Laine, C., Bauer, A. M., Johnson, H., Kroeger, S. D., Troup, K. S., & Meyer, H. (2010). Moving from reaction to reflection. In P. C. Murrell Jr., M. E. Diez, S. Feiman-Nemser & D. L. Schussler (Eds.), Teaching as a moral practice: Defining, developing, and assessing professional dispositions in teacher education, 73-93. Cambridge, MA: Harvard Education Press.
Murrell Jr., P. C., Diez, M. E., Feiman-Nemser, S., & Schussler, D. L. (Eds.). (2010). Teaching as a moral practice: Defining, developing, and assessing professional dispositions in teacher education. Cambridge, MA: Harvard Education Press.

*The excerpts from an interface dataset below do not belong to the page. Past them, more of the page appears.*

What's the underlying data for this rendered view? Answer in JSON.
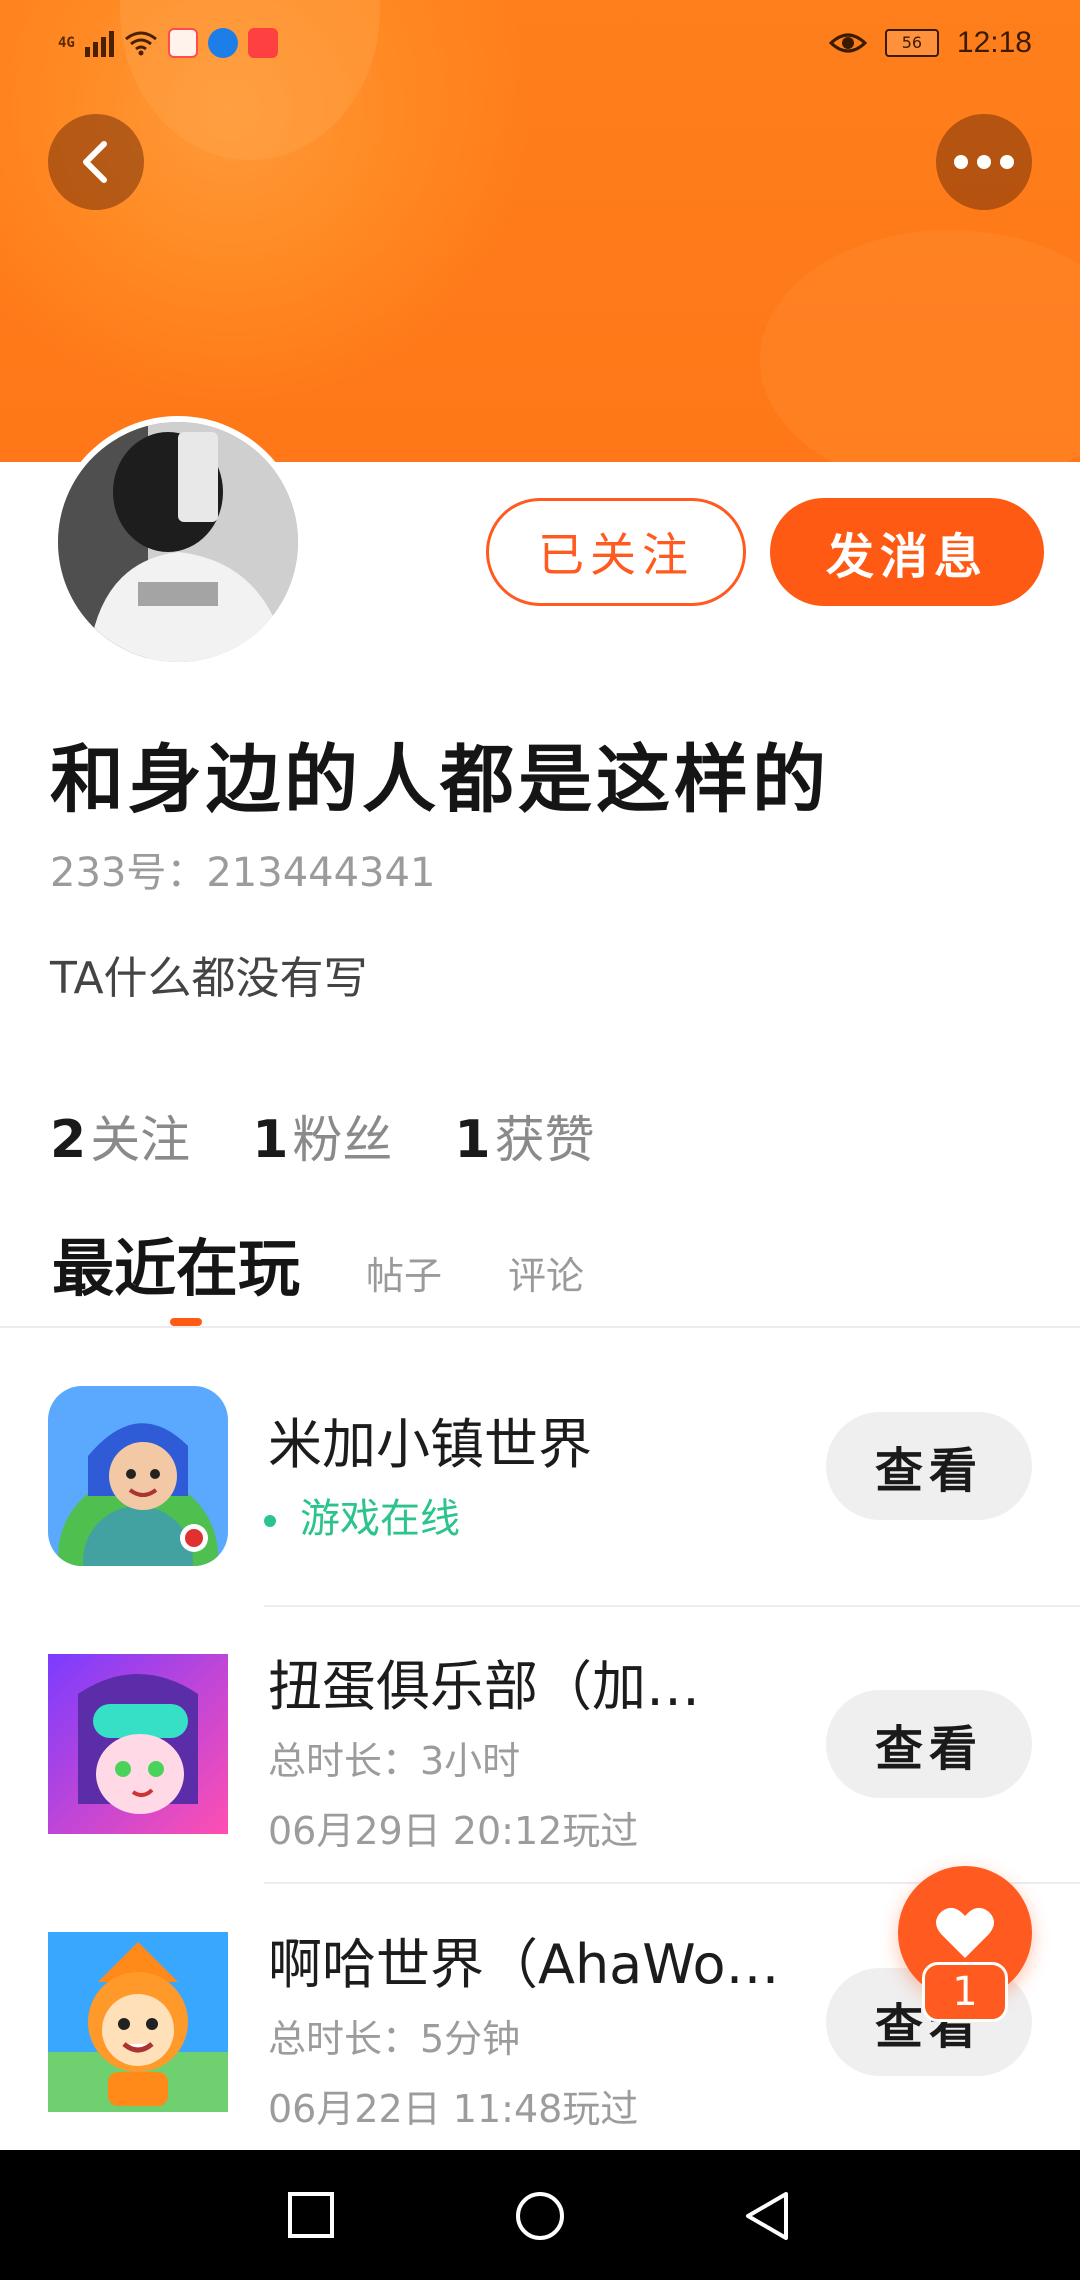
{
  "status_bar": {
    "network": "4G",
    "battery": "56",
    "time": "12:18"
  },
  "profile": {
    "nickname": "和身边的人都是这样的",
    "uid": "233号：213444341",
    "bio": "TA什么都没有写",
    "follow_state_label": "已关注",
    "message_label": "发消息"
  },
  "stats": [
    {
      "num": "2",
      "label": "关注"
    },
    {
      "num": "1",
      "label": "粉丝"
    },
    {
      "num": "1",
      "label": "获赞"
    }
  ],
  "tabs": [
    {
      "label": "最近在玩",
      "active": true
    },
    {
      "label": "帖子",
      "active": false
    },
    {
      "label": "评论",
      "active": false
    }
  ],
  "games": [
    {
      "title": "米加小镇世界",
      "status": "游戏在线",
      "view_label": "查看"
    },
    {
      "title": "扭蛋俱乐部（加…",
      "duration": "总时长：3小时",
      "last_played": "06月29日 20:12玩过",
      "view_label": "查看"
    },
    {
      "title": "啊哈世界（AhaWo…",
      "duration": "总时长：5分钟",
      "last_played": "06月22日 11:48玩过",
      "view_label": "查看"
    }
  ],
  "fab": {
    "badge": "1"
  },
  "colors": {
    "accent": "#ff5a14",
    "online": "#2cc38c",
    "banner": "#ff7f1c"
  }
}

Zittlow, M. (2012). Ranks of English learners swelling in Minnesota schools. Minnesota Public Radio News, Retrieved from http://www.mprnews.org/story/2012/12/13/teaching-minnesota-elloverview

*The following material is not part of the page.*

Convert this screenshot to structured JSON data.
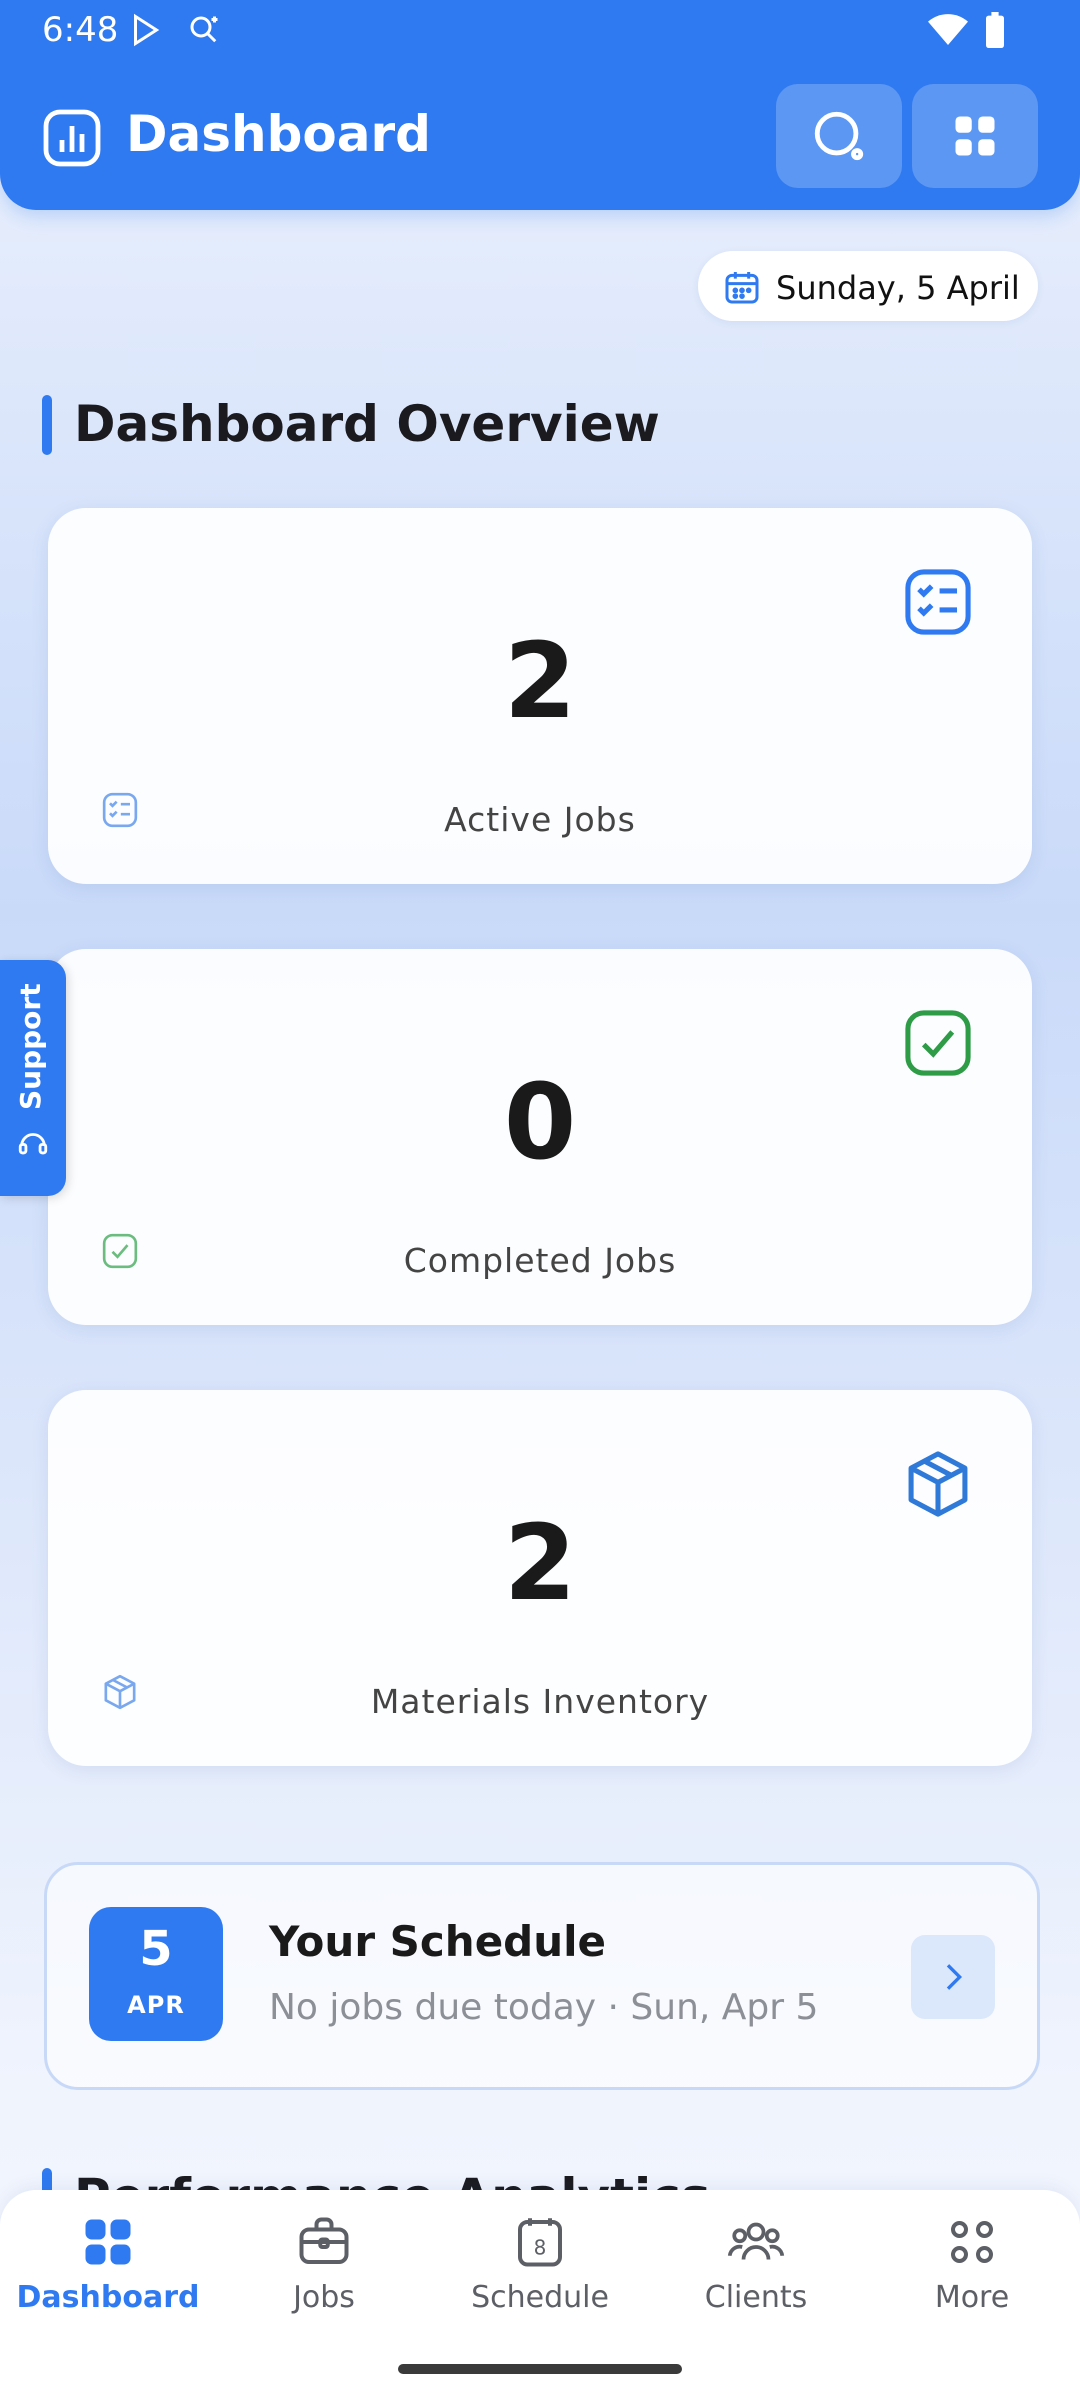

Miranda Schornack is a doctoral student in Second Language Education at the University of Minnesota-Twin Cities. For three years she instructed the English as a Second Language (ESL) methods course for content area pre-service teachers. She has also supervised teacher candidates in clinical placements and coordinated and facilitated professional development for clinical supervisors. Currently, she is involved in the research and development of a dispositions coaching system for educators. Prior to her work as a doctoral student, Miranda taught ESL for seven years in Minnesota public schools where she developed a passion for engaging mainstream teachers in professional development around working with English learners (ELs). She also has experience teaching adult ELs at St. Cloud State University and at the Wall Street Institute in Concepción, Chile.
MN§122A.18, Subd. 4(b)
(b) Relicensure applicants who have been employed as a teacher during the renewal period of their expiring license, as a condition of relicensure, must present to their local continuing education and relicensure committee or other local relicensure committee evidence of work that demonstrates professional reflection and growth in best teaching practices, including among other things, practices in meeting the varied needs of English learners, from young children to adults under section 124D.59, subdivisions 2 and 2a. The applicant must include a reflective statement of professional accomplishment and the applicant’s own assessment of professional growth showing evidence of:
(1) support for student learning;
(2) use of best practices techniques and their applications to student learning;
(3) collaborative work with colleagues that includes examples of collegiality such as attested-to committee work, collaborative staff development programs, and professional learning community work; or
(4) continual professional development that may include (i) job-embedded or other ongoing formal professional learning or (ii) for teachers employed for only part of the renewal period of their expiring license, other similar professional development efforts made during the relicensure period.